            The political scene in 1979 was very similar to what we are experiencing today. 1979 saw a president who had come into office with the American government broken.

            In 1974 Jimmy Carter inherited a recession, immense party bickering and still had to deal with the issues surrounding the Cold War. In 2008 Barack Obama inherited an even worse recession, more extreme political hostility and a war in Afghanistan.

            Both presidents entered office with high potential and after three years, many Americans were disillusioned with them. The 1980 election saw Ronald Reagan declare a ‘new morning’ in America, which eventually allowed him to win the Presidential election in 1980. Today, the Republican Party is going after Barack Obama, and based on current polls they appear to have a chance to win the Oval Office.
            There is one difference between then and now; globalization. The advent of the Internet and modern communication opened the American public to worldwide cultures. The Cowboy culture that made the Republican Party so attractive in 1980 is a dangerous mindset today and will eventually be there downfall in 2012.
            The definition of Cowboy culture is having the ideal that the United States of America is the best country in the nation and that we need to promote our ideals throughout the world.
            As globalization spread throughout the world, we began to understand that other cultures are different, and nobody is better than another. We cannot promote American ideals anymore, because it implies that another culture is inferior to ours. The debacles in Iraq and Afghanistan should be exhibits as to why that is a dangerous way of thinking.

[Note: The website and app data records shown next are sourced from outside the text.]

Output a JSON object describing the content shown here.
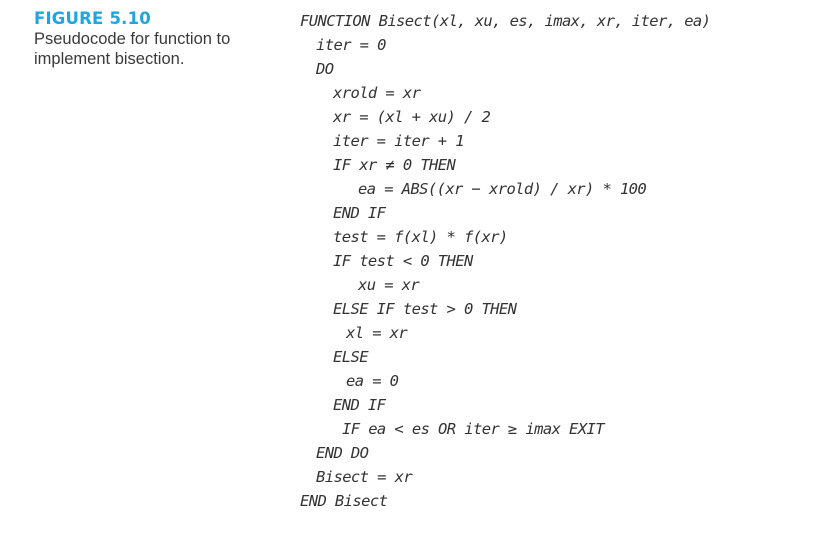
{
  "figure": {
    "label": "FIGURE 5.10",
    "caption_line1": "Pseudocode for function to",
    "caption_line2": "implement bisection.",
    "accent_color": "#1fa5e0"
  },
  "code": {
    "lines": [
      {
        "indent": 0,
        "text": "FUNCTION Bisect(xl, xu, es, imax, xr, iter, ea)"
      },
      {
        "indent": 1,
        "text": "iter = 0"
      },
      {
        "indent": 1,
        "text": "DO"
      },
      {
        "indent": 2,
        "text": "xrold = xr"
      },
      {
        "indent": 2,
        "text": "xr = (xl + xu) / 2"
      },
      {
        "indent": 2,
        "text": "iter = iter + 1"
      },
      {
        "indent": 2,
        "text": "IF xr ≠ 0 THEN"
      },
      {
        "indent": 3,
        "text": "ea = ABS((xr − xrold) / xr) * 100"
      },
      {
        "indent": 2,
        "text": "END IF"
      },
      {
        "indent": 2,
        "text": "test = f(xl) * f(xr)"
      },
      {
        "indent": 2,
        "text": "IF test < 0 THEN"
      },
      {
        "indent": 3,
        "text": "xu = xr"
      },
      {
        "indent": 2,
        "text": "ELSE IF test > 0 THEN"
      },
      {
        "indent": 2.5,
        "text": "xl = xr"
      },
      {
        "indent": 2,
        "text": "ELSE"
      },
      {
        "indent": 2.5,
        "text": "ea = 0"
      },
      {
        "indent": 2,
        "text": "END IF"
      },
      {
        "indent": 2.3,
        "text": "IF ea < es OR iter ≥ imax EXIT"
      },
      {
        "indent": 1,
        "text": "END DO"
      },
      {
        "indent": 1,
        "text": "Bisect = xr"
      },
      {
        "indent": 0,
        "text": "END Bisect"
      }
    ]
  }
}
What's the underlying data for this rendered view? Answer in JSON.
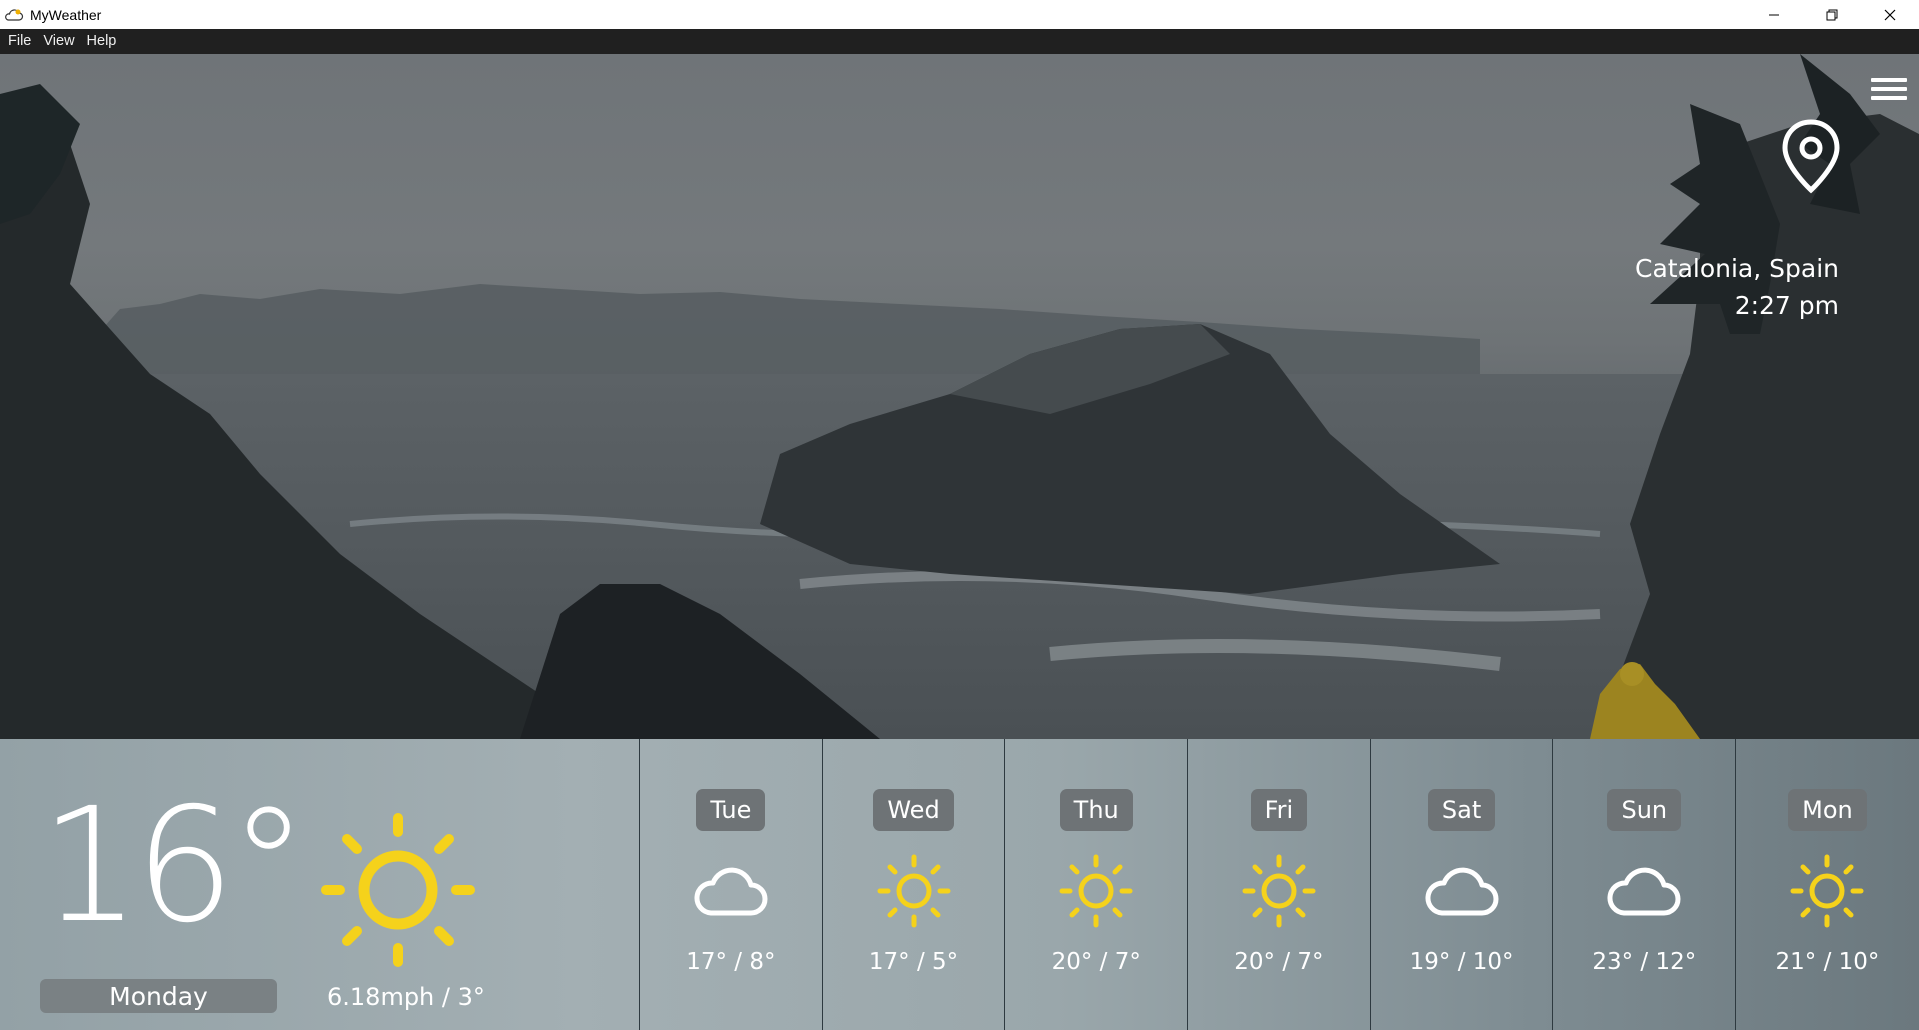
{
  "window": {
    "title": "MyWeather",
    "controls": [
      "minimize",
      "maximize",
      "close"
    ]
  },
  "menu": {
    "items": [
      "File",
      "View",
      "Help"
    ]
  },
  "location": {
    "name": "Catalonia, Spain",
    "time": "2:27 pm"
  },
  "today": {
    "temperature": "16°",
    "day": "Monday",
    "wind": "6.18mph / 3°",
    "icon": "sun-icon"
  },
  "forecast": [
    {
      "day": "Tue",
      "icon": "cloud-icon",
      "temps": "17° / 8°"
    },
    {
      "day": "Wed",
      "icon": "sun-icon",
      "temps": "17° / 5°"
    },
    {
      "day": "Thu",
      "icon": "sun-icon",
      "temps": "20° / 7°"
    },
    {
      "day": "Fri",
      "icon": "sun-icon",
      "temps": "20° / 7°"
    },
    {
      "day": "Sat",
      "icon": "cloud-icon",
      "temps": "19° / 10°"
    },
    {
      "day": "Sun",
      "icon": "cloud-icon",
      "temps": "23° / 12°"
    },
    {
      "day": "Mon",
      "icon": "sun-icon",
      "temps": "21° / 10°"
    }
  ],
  "colors": {
    "sun": "#f5d21b",
    "menubar": "#202020",
    "pill": "#6e7376"
  }
}
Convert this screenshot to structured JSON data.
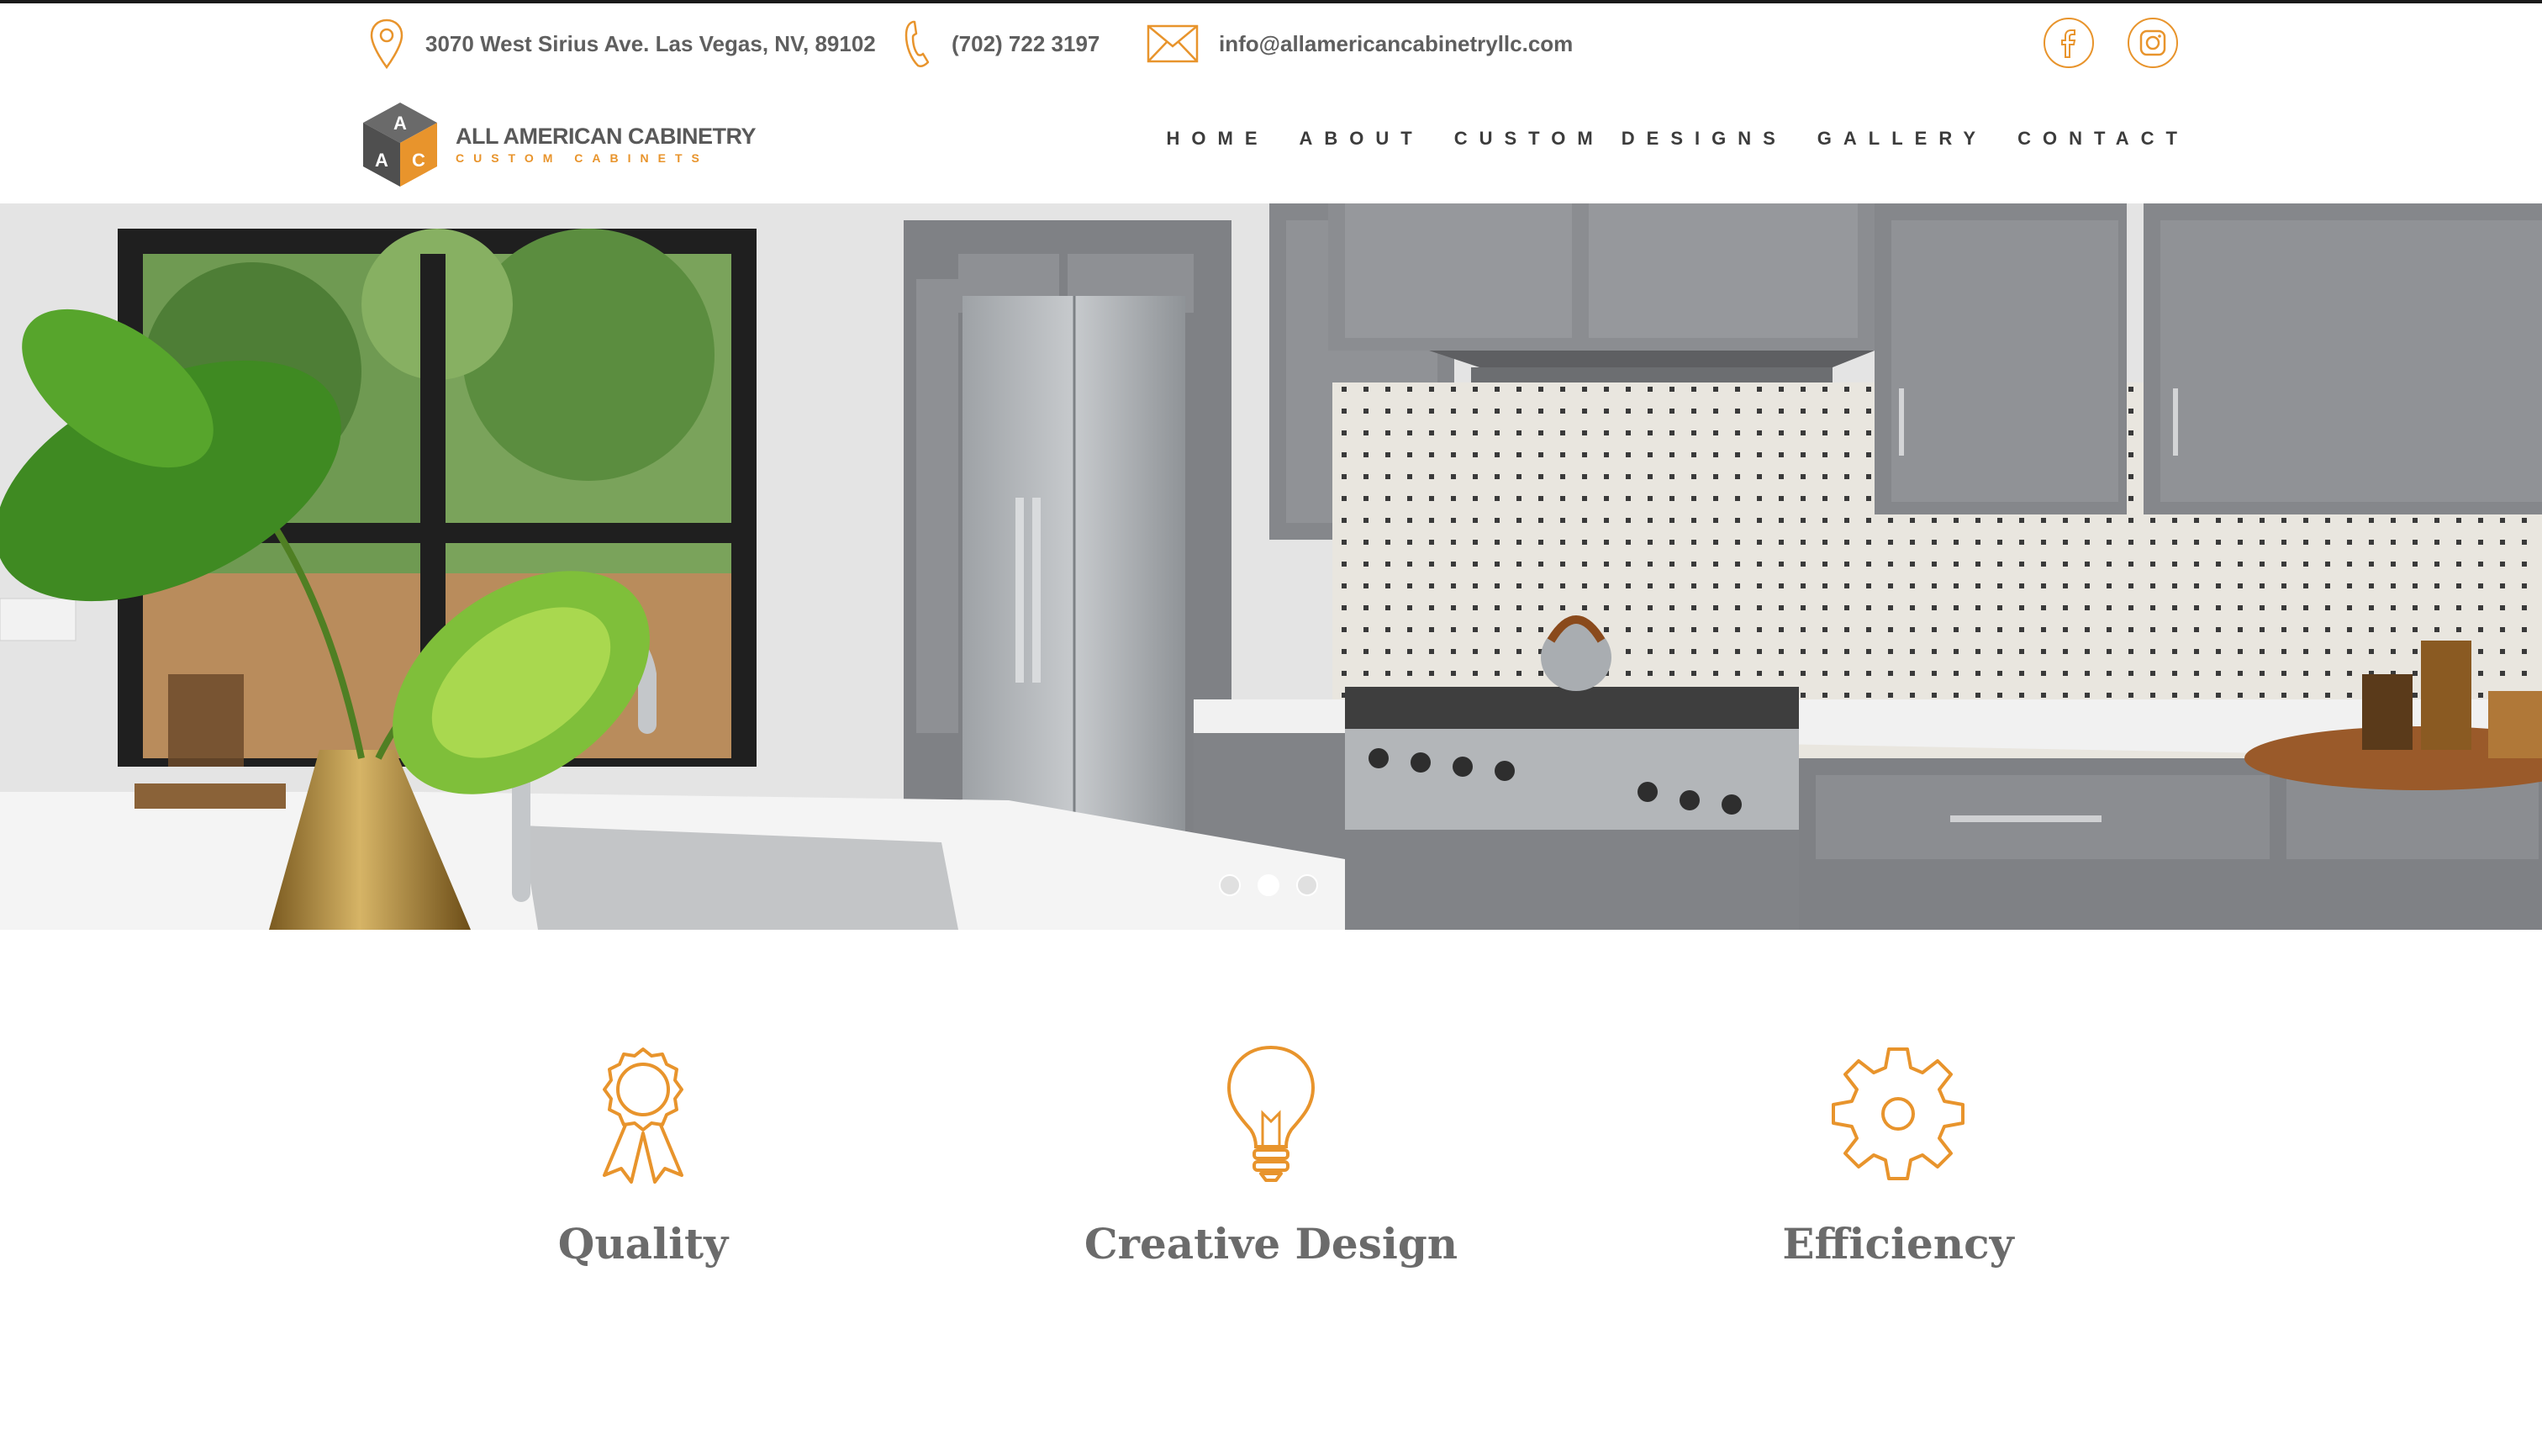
{
  "contact": {
    "address": "3070 West Sirius Ave. Las Vegas, NV, 89102",
    "phone": "(702) 722 3197",
    "email": "info@allamericancabinetryllc.com"
  },
  "social": {
    "facebook_icon": "facebook-icon",
    "instagram_icon": "instagram-icon"
  },
  "brand": {
    "name": "ALL AMERICAN CABINETRY",
    "tagline": "CUSTOM CABINETS"
  },
  "nav": {
    "items": [
      "HOME",
      "ABOUT",
      "CUSTOM DESIGNS",
      "GALLERY",
      "CONTACT"
    ]
  },
  "slider": {
    "slide_count": 3,
    "active_slide": 2
  },
  "features": [
    {
      "title": "Quality",
      "icon": "award-ribbon-icon"
    },
    {
      "title": "Creative Design",
      "icon": "lightbulb-icon"
    },
    {
      "title": "Efficiency",
      "icon": "gear-icon"
    }
  ],
  "colors": {
    "accent": "#e8942c",
    "text": "#5f5f5f",
    "cabinet_gray": "#8a8c8f"
  }
}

            As 2012 draws nearer, the Republican Party will try to promote the ‘greatness of Americanism.’ Unlike 1980, the American public will understand that the world is far more complicated than the Republicans make it out to be. This understanding, and the acceptance of our new place in the world will push Barack Obama into reelection in 2012.